European trade beads history and dating brooke hogan dating anyone
By the 1800s, Venice alone was shipping more than six million pounds of glass beads to North America each year. By the early 1700s, France, Germany and regions of Bohemia in Eastern Europe had developed glass industries that were shipping additional beads to America.Benjamin Franklin's Pennsylvania Gazette newspaper regularly chronicled glass bead commerce in and around the port of Philadelphia, the colonies' largest city.Tiny 'seed' beads were one of the earliest glass products ever made and have been used to make purses since the middle ages.The long history of beaded bags is an important thread in the larger story of the Western World's glass and fashion industries.None of these materials could compare to the sensual, jewel-like qualities of glass beads struck by sunlight.'Diamonds' of Indian culture In his history of the Lenape, Herbert C.Here, greatly magnified, is a typical selection of modern glass beads from the Jubili Beads & Yarn shop in Collingswood, N. The red tubes in the lower right are hardly thicker than a piece of sewing thread.Click for The earliest sea- and land-bound European explorers found the lustrous Italian glass beads to be highly prized by the native cultures they encountered across those new frontiers.

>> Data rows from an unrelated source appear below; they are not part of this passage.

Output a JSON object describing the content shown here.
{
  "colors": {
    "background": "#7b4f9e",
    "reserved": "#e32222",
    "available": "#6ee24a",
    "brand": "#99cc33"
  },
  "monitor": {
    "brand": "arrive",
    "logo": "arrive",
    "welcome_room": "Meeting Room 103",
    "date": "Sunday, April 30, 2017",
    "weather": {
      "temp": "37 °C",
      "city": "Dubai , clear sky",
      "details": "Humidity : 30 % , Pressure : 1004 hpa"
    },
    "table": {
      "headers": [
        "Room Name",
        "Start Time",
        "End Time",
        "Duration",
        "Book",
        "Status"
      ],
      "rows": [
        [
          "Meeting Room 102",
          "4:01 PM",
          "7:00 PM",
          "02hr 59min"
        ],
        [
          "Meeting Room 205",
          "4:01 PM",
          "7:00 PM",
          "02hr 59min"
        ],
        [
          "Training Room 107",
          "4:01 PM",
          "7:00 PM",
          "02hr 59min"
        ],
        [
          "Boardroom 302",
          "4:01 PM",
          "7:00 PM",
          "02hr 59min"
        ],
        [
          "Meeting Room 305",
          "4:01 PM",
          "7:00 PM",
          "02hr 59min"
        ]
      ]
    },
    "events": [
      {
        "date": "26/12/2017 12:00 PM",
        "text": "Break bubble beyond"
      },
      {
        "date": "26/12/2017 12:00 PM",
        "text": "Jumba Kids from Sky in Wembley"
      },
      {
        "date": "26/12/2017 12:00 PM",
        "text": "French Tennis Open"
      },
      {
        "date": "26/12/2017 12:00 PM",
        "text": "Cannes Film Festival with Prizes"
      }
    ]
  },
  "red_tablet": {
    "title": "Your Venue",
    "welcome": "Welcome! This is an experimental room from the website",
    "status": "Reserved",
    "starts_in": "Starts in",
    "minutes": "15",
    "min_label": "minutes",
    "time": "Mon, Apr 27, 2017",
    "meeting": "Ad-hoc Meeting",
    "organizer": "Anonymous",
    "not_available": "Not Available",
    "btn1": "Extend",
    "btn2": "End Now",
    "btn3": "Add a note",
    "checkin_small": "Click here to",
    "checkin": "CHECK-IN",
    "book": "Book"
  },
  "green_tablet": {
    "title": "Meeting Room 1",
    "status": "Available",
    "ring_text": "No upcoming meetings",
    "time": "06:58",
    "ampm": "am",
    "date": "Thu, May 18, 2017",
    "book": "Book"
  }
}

By the turn of the century, both Indian and European bead motifs had borrowed heavily from each other.He wrote the tiny glass beads "were sewn to clothing, moccasins, and pouches in predominantly floral (Eastern Woodland) patterns.They were strung on sinew and wrapped around the handles of war clubs and on objects of ceremonial use...Today that city's By the 1800s, more than six million pounds of Venetian glass beads were imported into the U. each year, and by then Italy was only one of several countries manufacturing the product. Click for Merseyside Maritime Museum chronicles that era and documents glass beads as a common element of the barter goods used by European traders to purchase lots of captured humans in countries like Gambia, Ghana, Senegal and the Ivory Coast.The same beads were also valued highly enough to make them a war booty for privateers licensed by the Continental Government to attack British merchant ships during the Revolutionary War.